Study finds investment benefits vary by admissions competitiveness

Matthew Hart

Institutions of higher education with relatively low competition for admissions are more likely to increase their application rates by investing in commodities such as athletics and facilities, according to a report released Monday by the National Bureau of Economic Research.

The study examined the impact of various investments on the application rates at approximately 1,300 universities. Universities that are more competitive in admissions are more likely to see their application rates rise if they invest in academics, while universities that are less competitive are not affected as much by investing in the academics.

The University of Texas tends to be a more competitive university in terms of admissions, according to enrollment data in recent years. All public higher education institutions in Texas are required to automatically admit the top 10 percent of public high school seniors, but UT is the exception.

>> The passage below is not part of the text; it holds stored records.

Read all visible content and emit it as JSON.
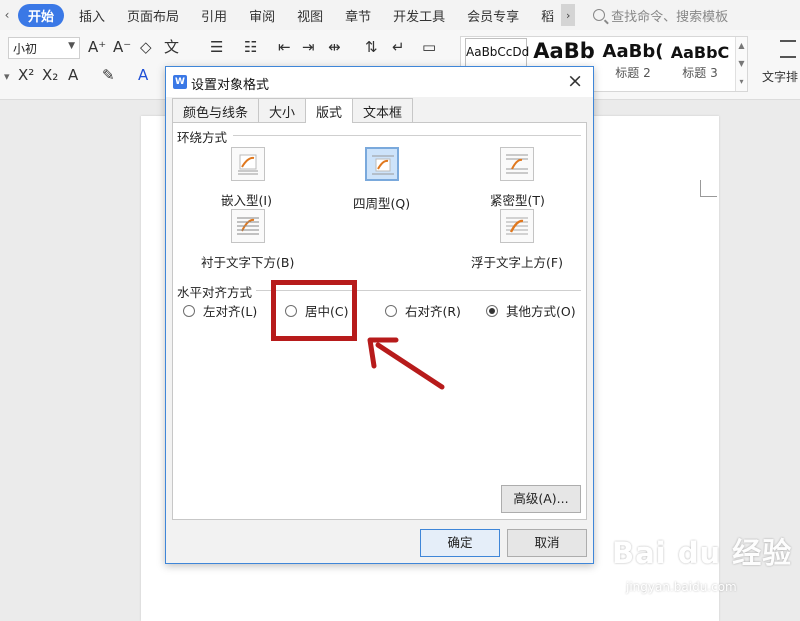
{
  "ribbon": {
    "tabs": [
      "开始",
      "插入",
      "页面布局",
      "引用",
      "审阅",
      "视图",
      "章节",
      "开发工具",
      "会员专享",
      "稻"
    ],
    "active_tab": "开始",
    "search_placeholder": "查找命令、搜索模板",
    "font_size_value": "小初",
    "styles": [
      {
        "preview": "AaBbCcDd",
        "name": ""
      },
      {
        "preview": "AaBb",
        "name": ""
      },
      {
        "preview": "AaBb(",
        "name": "标题 2"
      },
      {
        "preview": "AaBbC",
        "name": "标题 3"
      }
    ],
    "text_layout_label": "文字排"
  },
  "dialog": {
    "title": "设置对象格式",
    "tabs": [
      "颜色与线条",
      "大小",
      "版式",
      "文本框"
    ],
    "active_tab": "版式",
    "wrap_section_label": "环绕方式",
    "wrap_options": [
      {
        "label": "嵌入型(I)",
        "selected": false
      },
      {
        "label": "四周型(Q)",
        "selected": true
      },
      {
        "label": "紧密型(T)",
        "selected": false
      },
      {
        "label": "衬于文字下方(B)",
        "selected": false
      },
      {
        "label": "浮于文字上方(F)",
        "selected": false
      }
    ],
    "align_section_label": "水平对齐方式",
    "align_options": [
      {
        "label": "左对齐(L)",
        "checked": false
      },
      {
        "label": "居中(C)",
        "checked": false
      },
      {
        "label": "右对齐(R)",
        "checked": false
      },
      {
        "label": "其他方式(O)",
        "checked": true
      }
    ],
    "advanced_button": "高级(A)...",
    "ok_button": "确定",
    "cancel_button": "取消"
  },
  "annotation": {
    "color": "#b71b1b",
    "target": "居中(C)"
  },
  "watermark": {
    "logo": "Bai du 经验",
    "url": "jingyan.baidu.com"
  },
  "colors": {
    "accent": "#3a78e6",
    "dialog_border": "#3f86d8",
    "annotation": "#b71b1b"
  }
}
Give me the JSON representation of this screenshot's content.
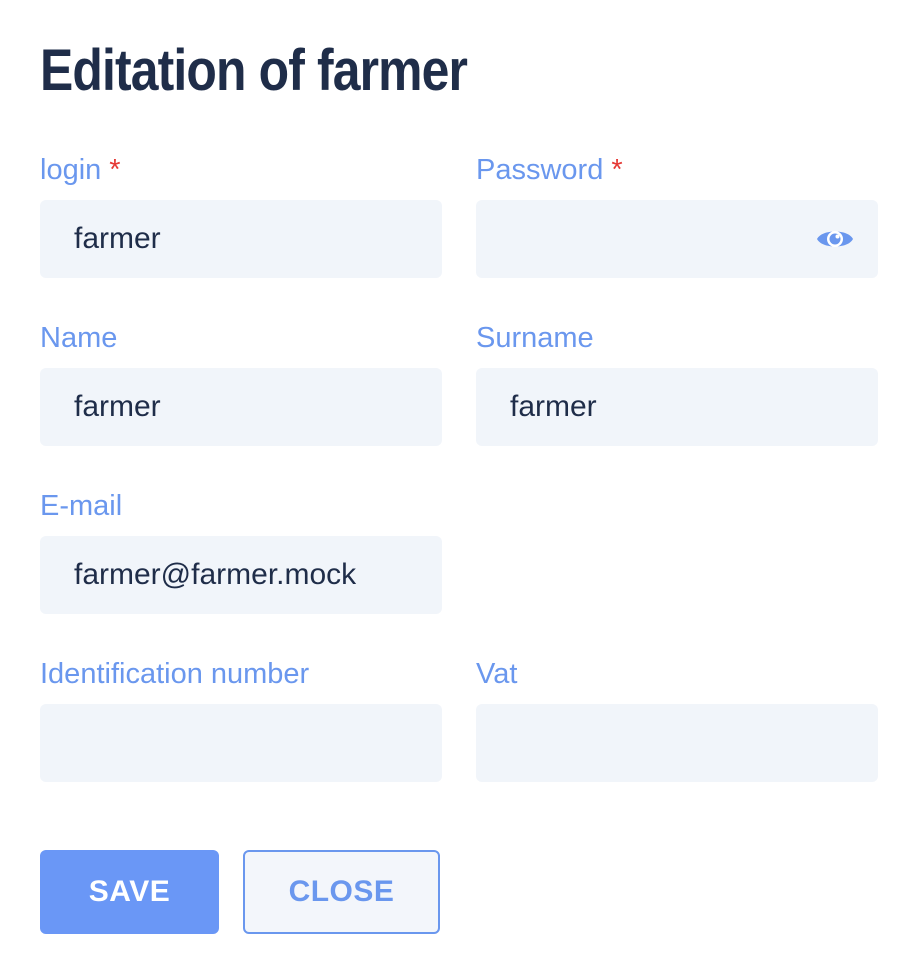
{
  "title": "Editation of farmer",
  "fields": {
    "login": {
      "label": "login",
      "required_mark": "*",
      "value": "farmer"
    },
    "password": {
      "label": "Password",
      "required_mark": "*",
      "value": "",
      "icon": "eye-icon"
    },
    "name": {
      "label": "Name",
      "value": "farmer"
    },
    "surname": {
      "label": "Surname",
      "value": "farmer"
    },
    "email": {
      "label": "E-mail",
      "value": "farmer@farmer.mock"
    },
    "identification_number": {
      "label": "Identification number",
      "value": ""
    },
    "vat": {
      "label": "Vat",
      "value": ""
    }
  },
  "buttons": {
    "save": "SAVE",
    "close": "CLOSE"
  },
  "colors": {
    "label": "#6a97ee",
    "required": "#e53935",
    "input_bg": "#f1f5fa",
    "primary": "#6a97f6",
    "title": "#1f2d49"
  }
}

Currently the University automatically admits the top 8 percent, but in 2014 the University will automatically admit the top 7 percent according to UT spokeswoman Tara Doolittle.

Kimberly Beckwith, a kinesiology and health education lecturer, said some of the non-academic commodities that attract students might not be a distraction but rather a benefit to the academic aspects of a university.

“Sports and physical education have actually gained a little more respect in academics and there is a growing amount of interest in our department,” Beckwith said.

Beckwith said recreational sports themselves are popular and different levels of sports have become new areas of research interests and study interests.

Doolittle said the admissions staff is reviewing a record number of applications this year and several factors influence the competition. 

“When you consider that a large proportion of our enrollment is reserved for our automatic admission students, we are one of the most competitive public colleges in the nation,” Doolittle said. “Athletics does contribute to the institution as does a number of our other self-supporting auxiliary functions. That support helps insure that we have academic offerings of the highest caliber.”

While students at UT can reap the benefits of a world-class stadium and enjoy convenient access to fast food and coffee shops alike, it does not seem to be the only thing attracting students to the University. Biology freshman Michael Walker said he found the academics of the University the most compelling while considering which college to attend.

“I definitely feel I was more attracted to the academics of UT than the sports and facilities,” Walker said. “I mean people get hyped up from the football games and the giant stadium, and they’re nice and all but unless you are actually aspiring to be a professional athlete, I think UT is better off spending more money on academics because that’s more of a realistic goal.”